# Exercise prompt
I need every line that includes the word "machine" copied from the material.

# Dataset entries

□ □ □ □

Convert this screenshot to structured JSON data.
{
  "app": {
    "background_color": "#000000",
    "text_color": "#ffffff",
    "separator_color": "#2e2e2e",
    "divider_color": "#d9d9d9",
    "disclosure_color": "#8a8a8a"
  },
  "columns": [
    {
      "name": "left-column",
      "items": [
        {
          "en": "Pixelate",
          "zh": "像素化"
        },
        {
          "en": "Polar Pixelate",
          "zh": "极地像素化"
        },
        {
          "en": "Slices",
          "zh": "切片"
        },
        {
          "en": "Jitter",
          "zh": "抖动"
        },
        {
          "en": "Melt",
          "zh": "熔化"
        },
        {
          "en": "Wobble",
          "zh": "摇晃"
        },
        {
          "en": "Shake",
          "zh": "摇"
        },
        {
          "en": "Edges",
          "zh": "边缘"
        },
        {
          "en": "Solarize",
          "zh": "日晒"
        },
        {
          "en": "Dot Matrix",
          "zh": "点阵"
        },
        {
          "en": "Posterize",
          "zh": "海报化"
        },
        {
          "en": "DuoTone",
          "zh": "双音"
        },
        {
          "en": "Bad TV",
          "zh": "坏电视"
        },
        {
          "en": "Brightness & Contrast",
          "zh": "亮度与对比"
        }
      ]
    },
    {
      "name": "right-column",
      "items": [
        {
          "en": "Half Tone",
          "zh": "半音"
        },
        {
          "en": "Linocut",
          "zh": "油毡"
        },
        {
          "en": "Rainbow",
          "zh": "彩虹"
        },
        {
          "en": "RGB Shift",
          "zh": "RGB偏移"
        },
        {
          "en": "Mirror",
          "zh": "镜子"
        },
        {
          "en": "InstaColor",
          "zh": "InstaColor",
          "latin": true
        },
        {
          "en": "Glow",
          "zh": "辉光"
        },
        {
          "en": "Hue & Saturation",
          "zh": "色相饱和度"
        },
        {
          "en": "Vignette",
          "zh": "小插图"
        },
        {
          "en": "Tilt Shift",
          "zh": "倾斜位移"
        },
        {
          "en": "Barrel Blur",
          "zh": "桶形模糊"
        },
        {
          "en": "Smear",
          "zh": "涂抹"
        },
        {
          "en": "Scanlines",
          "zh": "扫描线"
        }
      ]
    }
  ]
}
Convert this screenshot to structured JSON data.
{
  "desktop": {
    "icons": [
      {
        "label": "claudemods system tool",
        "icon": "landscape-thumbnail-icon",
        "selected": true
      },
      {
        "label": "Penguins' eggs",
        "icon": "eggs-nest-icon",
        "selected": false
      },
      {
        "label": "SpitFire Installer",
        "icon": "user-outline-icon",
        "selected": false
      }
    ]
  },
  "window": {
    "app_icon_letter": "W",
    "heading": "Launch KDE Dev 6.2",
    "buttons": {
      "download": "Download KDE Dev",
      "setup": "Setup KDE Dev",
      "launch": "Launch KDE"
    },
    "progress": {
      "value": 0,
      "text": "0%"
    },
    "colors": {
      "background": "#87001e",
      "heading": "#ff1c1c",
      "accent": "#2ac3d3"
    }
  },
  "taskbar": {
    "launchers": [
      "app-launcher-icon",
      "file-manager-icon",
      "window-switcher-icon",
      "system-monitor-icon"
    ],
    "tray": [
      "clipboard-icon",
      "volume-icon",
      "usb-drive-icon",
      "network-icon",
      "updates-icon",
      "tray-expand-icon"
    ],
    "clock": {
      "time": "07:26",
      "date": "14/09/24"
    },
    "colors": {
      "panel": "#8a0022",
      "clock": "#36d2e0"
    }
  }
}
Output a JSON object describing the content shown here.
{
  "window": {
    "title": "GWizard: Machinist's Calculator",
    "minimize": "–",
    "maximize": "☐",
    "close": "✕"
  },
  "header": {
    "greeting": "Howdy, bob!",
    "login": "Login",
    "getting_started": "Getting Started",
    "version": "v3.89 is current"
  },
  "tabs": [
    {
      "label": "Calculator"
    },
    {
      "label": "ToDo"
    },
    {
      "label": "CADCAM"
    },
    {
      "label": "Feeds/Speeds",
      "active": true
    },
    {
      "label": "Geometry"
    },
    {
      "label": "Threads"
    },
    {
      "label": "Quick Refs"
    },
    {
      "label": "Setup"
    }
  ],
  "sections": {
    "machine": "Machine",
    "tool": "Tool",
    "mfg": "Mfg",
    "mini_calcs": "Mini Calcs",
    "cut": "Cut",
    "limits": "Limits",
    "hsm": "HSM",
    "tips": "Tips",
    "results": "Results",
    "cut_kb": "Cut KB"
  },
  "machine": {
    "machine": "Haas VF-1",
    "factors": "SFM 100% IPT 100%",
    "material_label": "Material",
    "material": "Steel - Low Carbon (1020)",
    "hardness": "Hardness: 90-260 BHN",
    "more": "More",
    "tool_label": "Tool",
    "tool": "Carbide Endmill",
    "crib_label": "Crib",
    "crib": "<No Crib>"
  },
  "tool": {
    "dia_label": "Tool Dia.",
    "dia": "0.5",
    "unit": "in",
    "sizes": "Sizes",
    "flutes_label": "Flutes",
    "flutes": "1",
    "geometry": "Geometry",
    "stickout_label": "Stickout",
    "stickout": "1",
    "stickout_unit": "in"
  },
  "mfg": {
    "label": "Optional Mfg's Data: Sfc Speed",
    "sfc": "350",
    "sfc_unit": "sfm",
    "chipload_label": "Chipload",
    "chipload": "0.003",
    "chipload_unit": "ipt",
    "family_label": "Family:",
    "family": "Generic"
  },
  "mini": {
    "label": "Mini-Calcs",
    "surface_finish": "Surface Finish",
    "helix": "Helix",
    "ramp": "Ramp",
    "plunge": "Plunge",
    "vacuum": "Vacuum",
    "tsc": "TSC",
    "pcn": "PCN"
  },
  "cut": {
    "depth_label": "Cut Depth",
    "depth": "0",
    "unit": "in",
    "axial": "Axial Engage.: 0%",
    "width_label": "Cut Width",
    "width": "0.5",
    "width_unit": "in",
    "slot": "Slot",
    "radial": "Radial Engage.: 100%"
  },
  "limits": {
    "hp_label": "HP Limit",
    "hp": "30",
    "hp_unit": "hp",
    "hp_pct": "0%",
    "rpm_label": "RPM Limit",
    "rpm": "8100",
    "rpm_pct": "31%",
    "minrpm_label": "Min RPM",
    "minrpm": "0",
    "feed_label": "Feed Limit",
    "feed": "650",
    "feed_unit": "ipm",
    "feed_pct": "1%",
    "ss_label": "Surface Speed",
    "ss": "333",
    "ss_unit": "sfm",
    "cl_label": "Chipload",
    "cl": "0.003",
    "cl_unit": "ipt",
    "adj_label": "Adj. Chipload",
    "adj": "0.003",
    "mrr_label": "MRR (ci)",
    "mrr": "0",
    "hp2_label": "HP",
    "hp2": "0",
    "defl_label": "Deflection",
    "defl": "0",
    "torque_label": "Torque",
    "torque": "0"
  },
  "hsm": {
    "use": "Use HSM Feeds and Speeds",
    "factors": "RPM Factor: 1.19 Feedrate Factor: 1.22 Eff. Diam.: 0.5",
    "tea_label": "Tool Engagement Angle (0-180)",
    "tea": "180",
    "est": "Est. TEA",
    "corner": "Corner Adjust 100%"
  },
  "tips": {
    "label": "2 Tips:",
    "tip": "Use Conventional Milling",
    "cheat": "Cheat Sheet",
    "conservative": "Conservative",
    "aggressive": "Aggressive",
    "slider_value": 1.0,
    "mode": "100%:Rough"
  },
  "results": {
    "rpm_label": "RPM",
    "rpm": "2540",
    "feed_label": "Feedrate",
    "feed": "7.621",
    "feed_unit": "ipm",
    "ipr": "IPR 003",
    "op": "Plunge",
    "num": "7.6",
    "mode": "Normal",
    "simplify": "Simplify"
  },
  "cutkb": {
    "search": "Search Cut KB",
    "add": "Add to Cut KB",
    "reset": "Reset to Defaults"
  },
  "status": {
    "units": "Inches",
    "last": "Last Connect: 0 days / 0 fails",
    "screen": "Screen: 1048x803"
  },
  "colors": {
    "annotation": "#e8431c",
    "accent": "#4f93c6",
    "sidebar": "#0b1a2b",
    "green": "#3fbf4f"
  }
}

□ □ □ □

# Result below
    "machine": "Machine",
  "machine": {
    "machine": "Haas VF-1",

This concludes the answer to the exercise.